    This permanence is created through odd year elections, unlimited campaign contributions, shameless gerrymandering and other artifices. The end result is the state with the least competitive legislative elections in every year where the level of competitiveness has been measured.

    Any further questions? Good, now can every self-serving politician please STOP using the phrase “best managed state in the country?” It’s bull-you-know-what, and you know it! Instead, how about let’s all work to fix this unholy, Byrd Machine mess and stop pretending that everything’s hunky dory in the Old Dominion? Unless, that is, we all find it easier to be “sheeple” (just watch out for the wolves, though)!

    • glennbear

      Five years ago I moved from NJ which for many years had the dubious distinction of being one of the most politically corrupt states in the country. Over the years my political views wavered since I was a state employee and union official so our well being varied as the party in the executive mansion changed. At one point Chris Christie rooted out a lot of corrupt officials as a federal prosecutor and I was thinking he would make a good governor. As can been seen today I was sorely mistaken. After seeing my taxes skyrocket and special interests take over my hometown I took an early retirement and fled to southside VA. As Lowell points out so well, the flaws in the NJ political system are evident in VA but there is no prosecutions since they are built into VA politics as routine by fiat and legislation. They are added to and perpetuated year after year as the system feeds itself. Best managed ? NO!! Best state to become elected to public office if you meet the GOP ideology goals with no worries about reelection ? YES!!!

    • kindler

      When they’re not repeating Koch Industries climate denial conspiracy theories, they can make a lot of sense!

      One thing I would add — I believe VA is also near the bottom in how much it pays state legislators and in how short GA sessions are. So I suspect that one reason that our legislative races are uncompetitive is that it’s not an attractive place to aspire to join.  

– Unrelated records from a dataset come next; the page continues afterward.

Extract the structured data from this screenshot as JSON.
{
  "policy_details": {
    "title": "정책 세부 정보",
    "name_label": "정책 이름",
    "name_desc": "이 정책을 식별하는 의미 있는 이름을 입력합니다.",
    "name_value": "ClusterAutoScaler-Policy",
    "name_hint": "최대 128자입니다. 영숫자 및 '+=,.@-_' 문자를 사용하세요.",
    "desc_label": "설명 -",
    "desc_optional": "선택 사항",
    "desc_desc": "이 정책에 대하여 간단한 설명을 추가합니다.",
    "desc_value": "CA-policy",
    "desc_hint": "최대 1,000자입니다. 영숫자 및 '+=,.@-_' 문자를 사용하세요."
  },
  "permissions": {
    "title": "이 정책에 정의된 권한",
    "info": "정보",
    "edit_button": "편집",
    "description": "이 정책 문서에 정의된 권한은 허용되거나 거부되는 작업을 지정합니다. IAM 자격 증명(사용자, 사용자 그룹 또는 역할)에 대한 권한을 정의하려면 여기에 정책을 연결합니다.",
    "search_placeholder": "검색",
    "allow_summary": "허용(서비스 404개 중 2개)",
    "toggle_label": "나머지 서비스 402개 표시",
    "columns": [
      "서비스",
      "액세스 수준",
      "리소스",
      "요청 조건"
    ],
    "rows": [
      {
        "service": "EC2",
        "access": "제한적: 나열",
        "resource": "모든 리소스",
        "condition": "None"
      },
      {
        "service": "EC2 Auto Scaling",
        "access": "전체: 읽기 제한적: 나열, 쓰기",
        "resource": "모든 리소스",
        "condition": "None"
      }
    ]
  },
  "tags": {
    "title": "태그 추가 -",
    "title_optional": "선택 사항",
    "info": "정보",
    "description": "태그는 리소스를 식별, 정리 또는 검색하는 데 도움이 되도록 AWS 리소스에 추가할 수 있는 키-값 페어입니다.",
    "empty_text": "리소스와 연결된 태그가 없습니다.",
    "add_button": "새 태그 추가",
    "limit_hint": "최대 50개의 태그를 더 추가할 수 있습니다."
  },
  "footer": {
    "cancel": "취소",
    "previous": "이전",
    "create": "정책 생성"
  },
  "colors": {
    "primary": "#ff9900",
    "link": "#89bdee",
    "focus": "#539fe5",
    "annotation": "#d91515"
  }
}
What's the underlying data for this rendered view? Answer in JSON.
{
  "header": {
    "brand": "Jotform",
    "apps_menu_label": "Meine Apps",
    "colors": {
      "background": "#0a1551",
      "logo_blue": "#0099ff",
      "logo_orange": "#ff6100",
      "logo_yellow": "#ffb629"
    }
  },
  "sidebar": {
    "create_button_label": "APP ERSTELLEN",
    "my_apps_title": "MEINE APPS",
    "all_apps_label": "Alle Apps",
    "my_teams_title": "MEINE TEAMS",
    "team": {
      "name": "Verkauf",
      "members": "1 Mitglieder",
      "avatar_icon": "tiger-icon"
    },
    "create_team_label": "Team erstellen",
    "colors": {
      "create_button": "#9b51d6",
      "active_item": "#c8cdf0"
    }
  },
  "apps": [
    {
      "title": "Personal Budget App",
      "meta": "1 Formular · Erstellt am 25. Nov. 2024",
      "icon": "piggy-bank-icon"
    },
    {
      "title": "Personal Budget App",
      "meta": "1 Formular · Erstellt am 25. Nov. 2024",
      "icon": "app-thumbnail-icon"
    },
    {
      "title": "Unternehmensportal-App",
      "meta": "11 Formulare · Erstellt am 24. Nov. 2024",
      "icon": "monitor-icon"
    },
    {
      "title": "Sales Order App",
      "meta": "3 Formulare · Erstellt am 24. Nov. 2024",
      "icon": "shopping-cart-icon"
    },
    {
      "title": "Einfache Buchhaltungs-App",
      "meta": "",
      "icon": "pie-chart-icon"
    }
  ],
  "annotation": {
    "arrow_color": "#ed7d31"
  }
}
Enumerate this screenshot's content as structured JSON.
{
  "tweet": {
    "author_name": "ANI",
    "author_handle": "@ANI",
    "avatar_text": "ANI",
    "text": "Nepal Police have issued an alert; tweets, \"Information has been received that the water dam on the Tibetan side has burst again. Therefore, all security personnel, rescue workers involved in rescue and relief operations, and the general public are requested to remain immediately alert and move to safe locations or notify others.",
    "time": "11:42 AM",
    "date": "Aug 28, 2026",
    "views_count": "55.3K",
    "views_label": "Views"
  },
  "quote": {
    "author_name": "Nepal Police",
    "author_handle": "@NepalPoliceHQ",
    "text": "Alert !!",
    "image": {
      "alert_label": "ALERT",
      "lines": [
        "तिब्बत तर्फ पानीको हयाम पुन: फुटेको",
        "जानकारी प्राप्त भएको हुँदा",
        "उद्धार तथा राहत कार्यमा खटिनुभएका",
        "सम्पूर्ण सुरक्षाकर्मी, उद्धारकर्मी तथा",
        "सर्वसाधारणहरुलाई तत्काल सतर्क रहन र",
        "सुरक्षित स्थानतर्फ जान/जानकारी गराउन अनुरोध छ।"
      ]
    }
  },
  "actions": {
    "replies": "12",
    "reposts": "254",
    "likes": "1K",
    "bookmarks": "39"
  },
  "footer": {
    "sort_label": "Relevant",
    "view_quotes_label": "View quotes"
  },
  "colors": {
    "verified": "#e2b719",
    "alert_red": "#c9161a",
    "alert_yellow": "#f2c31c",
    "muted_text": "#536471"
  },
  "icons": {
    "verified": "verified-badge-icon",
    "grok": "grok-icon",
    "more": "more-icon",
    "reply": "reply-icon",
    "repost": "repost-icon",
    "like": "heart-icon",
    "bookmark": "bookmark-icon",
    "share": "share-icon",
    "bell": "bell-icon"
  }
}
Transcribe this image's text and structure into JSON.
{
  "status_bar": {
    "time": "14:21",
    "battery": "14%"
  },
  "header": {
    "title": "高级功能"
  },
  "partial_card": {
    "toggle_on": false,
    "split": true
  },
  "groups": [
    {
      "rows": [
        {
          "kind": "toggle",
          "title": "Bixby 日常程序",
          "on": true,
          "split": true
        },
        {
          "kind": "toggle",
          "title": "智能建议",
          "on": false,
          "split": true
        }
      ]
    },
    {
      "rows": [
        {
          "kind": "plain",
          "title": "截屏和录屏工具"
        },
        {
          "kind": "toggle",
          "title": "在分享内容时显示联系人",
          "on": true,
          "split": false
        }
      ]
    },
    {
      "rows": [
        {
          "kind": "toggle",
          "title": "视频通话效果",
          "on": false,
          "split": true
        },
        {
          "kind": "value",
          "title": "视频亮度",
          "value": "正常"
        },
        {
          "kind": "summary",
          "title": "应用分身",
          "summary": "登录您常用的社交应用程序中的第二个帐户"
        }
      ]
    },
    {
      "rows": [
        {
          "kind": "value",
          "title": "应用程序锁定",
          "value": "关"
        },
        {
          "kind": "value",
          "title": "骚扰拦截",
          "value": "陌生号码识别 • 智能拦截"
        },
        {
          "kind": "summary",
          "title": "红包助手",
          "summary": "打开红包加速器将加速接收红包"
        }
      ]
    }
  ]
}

    • kindler

      If blogs of the left and right can agree on the absurd backwardness of VA’s government structure, can we come together to push the powers that be to reform the system?